Australia's new world first $2.3 billion new Royal Adelaide Hospital (RAH), in the South Australian capital, officially opened last week and is the epicentre of the state’s health system. Reportedly the third most expensive building in the world, it replaces the old Royal Adelaide Hospital, which was established about 2km up North Terrace from the new site in 1856.
Silver Thomas Hanley led the design for the new 180,000sq m hospital, following a brief based on a model of care aimed to rejuvenate and disrupt the way health services are delivered in South Australia.
But, innovation and creativity goes beyond the hospital's approach to care delivery, and runs down into the visual design and layout.
More than 25 South Australian artists were involved in creating works to be integrated into the hospital’s design. The artworks range from large photographs to add colour to otherwise sterile corridors, to nature-inspired graphics in lift lobbies and eye-catching sculptures in the landscaped courtyards.
The landscaped gardens and courtyards are located within two minutes of all 800 patient rooms, which also feature views of the surrounding parklands and windows that open.
Built in the northwestern corner of the Adelaide CBD overlooking the River Torrens and parklands, the hospital is part of the $3.6 billion Adelaide BioMed City.
Girardi said the hospital’s location on the edge of the city’s parklands was also integrated in the design.
“We took that theme further and integrated green spaces right through the facility – not only at ground level,” he said.
“I think that one of the key features if you walk through the facility are the courtyards, they are really quite stunning and what makes them uniquely South Australian is we were able to collaborate with a number of local artists to develop sculptures that have been installed into those courtyards and terraces.
“No courtyard is the same as another one so they serve as a way finding element to help people find their way around the facility.”
Girardi said there was a substantial evidence base that indicated that access to green spaces played a major role in helping patients recuperate.
“The staff are equally important,” he said.
“When staff are on it can be a pretty harrowing and intense environment to work in so we’ve provided lots of opportunities for them including green space where they can get away from that stressful environment and take the opportunity to gather their thoughts and relax.”

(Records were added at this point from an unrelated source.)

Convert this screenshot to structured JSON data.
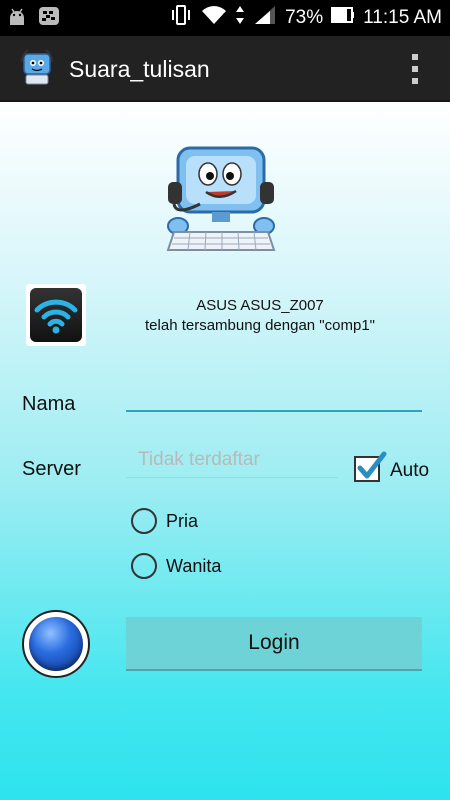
{
  "status_bar": {
    "battery_percent": "73%",
    "time": "11:15 AM",
    "icons": [
      "android-debug-icon",
      "blackberry-messenger-icon",
      "vibrate-icon",
      "wifi-icon",
      "data-transfer-icon",
      "signal-icon",
      "battery-icon"
    ]
  },
  "action_bar": {
    "title": "Suara_tulisan",
    "overflow_icon": "overflow-menu-icon"
  },
  "connection": {
    "device": "ASUS ASUS_Z007",
    "status": "telah tersambung dengan \"comp1\""
  },
  "form": {
    "nama_label": "Nama",
    "nama_value": "",
    "server_label": "Server",
    "server_placeholder": "Tidak terdaftar",
    "auto_label": "Auto",
    "auto_checked": true,
    "gender_options": [
      "Pria",
      "Wanita"
    ],
    "login_label": "Login"
  },
  "colors": {
    "action_bar": "#222222",
    "gradient_bottom": "#2de3ee",
    "login_button": "#6dd3d6",
    "input_underline": "#2ea3bd"
  }
}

The hospital also has digital kiosks to help people navigate the building.
“There are a number of those at different entry points throughout the facility and they’re also designed to assist in way finding,” Girardi said.
“You can key in a destination and it will print out a little direction slip to help guide you through the facility.”
The 10-level hospital on a sloping 10-hectare site has its main entrance on Level 3. The narrow piece of land was once home to the city’s railyards. The design for the hospital was managed within the height restrictions posed by the flight path for the nearby Adelaide Airport.
The clinical and public components of the building are orientated towards the North Terrace or city CBD side of the building while the residential and inpatient components overlook the river and parklands from six triangular accommodation towers.
Passive solar design ensures natural light is maximised throughout the hospital, particularly in high-traffic areas and patient rooms. This means taking advantage of sunlight to help to minimise the need for artificial heating.
The hospital will also have natural ventilation systems to minimise the impact of pollutants generated either internally or externally.
The Royal Adelaide’s technology includes a fleet of 25 Automated Guided Vehicles (AGVs) to transport food, linen, waste and stores around the hospital; advanced tele-health facilities enabling staff to consult with colleagues and patients across the state; wireless technology and equipment with tracking capabilities so it can be located quickly and easily, and; the biggest pneumatic tube system in an Australian hospital, designed to speed up diagnosis and treatment by rapidly delivering critical supplies like blood samples and medicine.
The hospital’s long and narrow shape has allowed it to be laid out vertically rather than laterally, in a series of vertical clinical villages, which are accessed by three strategically located banks of lifts across the spine of the building.
“For instance, all the cancer services are not located on the one floor – you might not think that’s a good idea – we’ve located them on top of each other at the eastern end of the building,” Girardi said.
“At the lower level we’ve got the radiotherapy bunkers where people have radiation treatment, on the next level we have the outpatient services for consultations or chemotherapy treatment and on the upper levels we have the overnight accommodation for the oncology patients.
“So clinical movement is generally up or down over two or three levels rather than lateral east to west along the hospital’s long spine.”